Andre Andreev, one half of directing duo Dress Code with Dan Covert, was also present to talk about their film Flame. The film takes us to early 2013. Bulgaria was engulfed by a big wave of demonstrations and protests for high electric and heating bills. The protests included a disturbing feature unknown to Bulgarian history: at least seven Bulgarian citizens set themselves on fire. One of them was Plamen Goranov, a 37-year-old construction worker and artist from the Black Sea city of Varna. Andreev explained: “My central hero, Plamen Goranov was one of thousands of people that participated in demonstrations. Seeing that the situation wasn’t changing, he decided to take matters into his own hands. He took part in a protest outside of the city hall building in his hometown holding a sign that said “If you don’t resign by this afternoon, I will set fire to myself”. In Varna, the mayor had been in power for 15 years. He managed to have a monopoly with people that created businesses with his permission.
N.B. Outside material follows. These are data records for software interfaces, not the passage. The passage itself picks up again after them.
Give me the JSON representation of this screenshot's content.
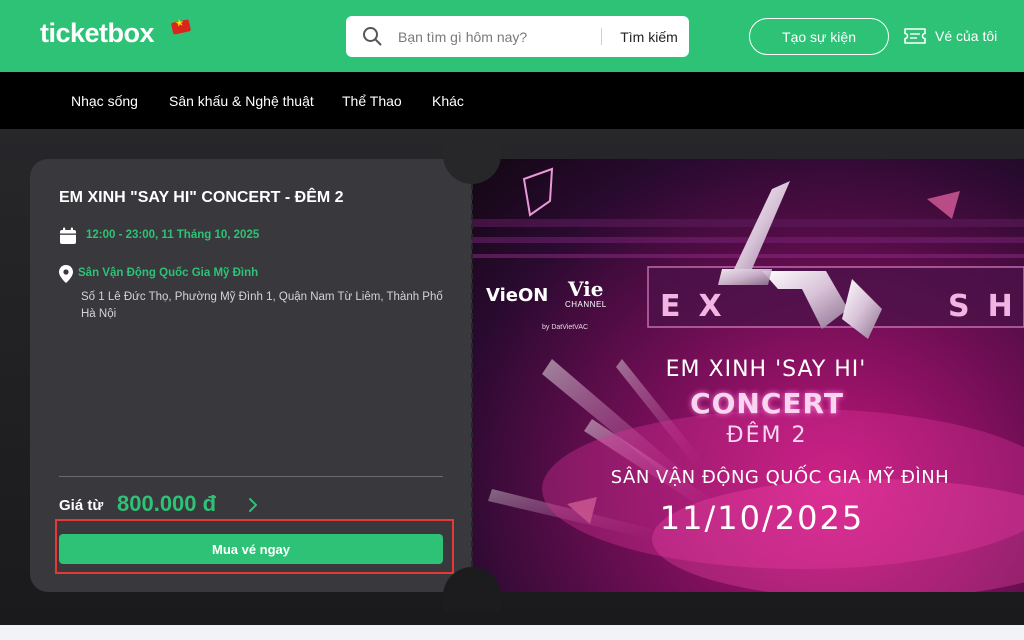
{
  "header": {
    "logo": "ticketbox",
    "search_placeholder": "Bạn tìm gì hôm nay?",
    "search_button": "Tìm kiếm",
    "create_event": "Tạo sự kiện",
    "my_tickets": "Vé của tôi"
  },
  "nav": {
    "items": [
      "Nhạc sống",
      "Sân khấu & Nghệ thuật",
      "Thể Thao",
      "Khác"
    ]
  },
  "event": {
    "title": "EM XINH \"SAY HI\" CONCERT - ĐÊM 2",
    "datetime": "12:00 - 23:00, 11 Tháng 10, 2025",
    "venue_name": "Sân Vận Động Quốc Gia Mỹ Đình",
    "venue_address": "Số 1 Lê Đức Thọ, Phường Mỹ Đình 1, Quận Nam Từ Liêm, Thành Phố Hà Nội",
    "price_label": "Giá từ",
    "price_value": "800.000 đ",
    "buy_button": "Mua vé ngay"
  },
  "banner": {
    "vieon": "VieON",
    "vie": "Vie",
    "channel": "CHANNEL",
    "byline": "by DatVietVAC",
    "logo_left": "EX",
    "logo_right": "SH",
    "line1": "EM XINH 'SAY HI'",
    "line2": "CONCERT",
    "line3": "ĐÊM 2",
    "line4": "SÂN VẬN ĐỘNG QUỐC GIA MỸ ĐÌNH",
    "line5": "11/10/2025"
  },
  "colors": {
    "brand_green": "#2dc275",
    "header_bg": "#2dc275",
    "nav_bg": "#000000",
    "card_bg": "#38383d",
    "highlight_red": "#e53935"
  },
  "icons": {
    "search": "search-icon",
    "ticket": "ticket-icon",
    "calendar": "calendar-icon",
    "location": "location-pin-icon",
    "chevron": "chevron-right-icon"
  }
}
This drove everyone to despair, because they couldn’t see a way out”. Answering the question of whether or not anything changed, the directed said: “Three or four days later the mayor resigned. A national day of mourning was declared. The mayor mentioned Plamen as one of the reasons for his resignation. Of course, if you ask the citizens, they’ll tell you that the new mayor is as bad as the previous one. Essentially, nothing has changed. In Bulgaria there is a “myth” that nothing ever happens anyway, so why bother trying to change things?”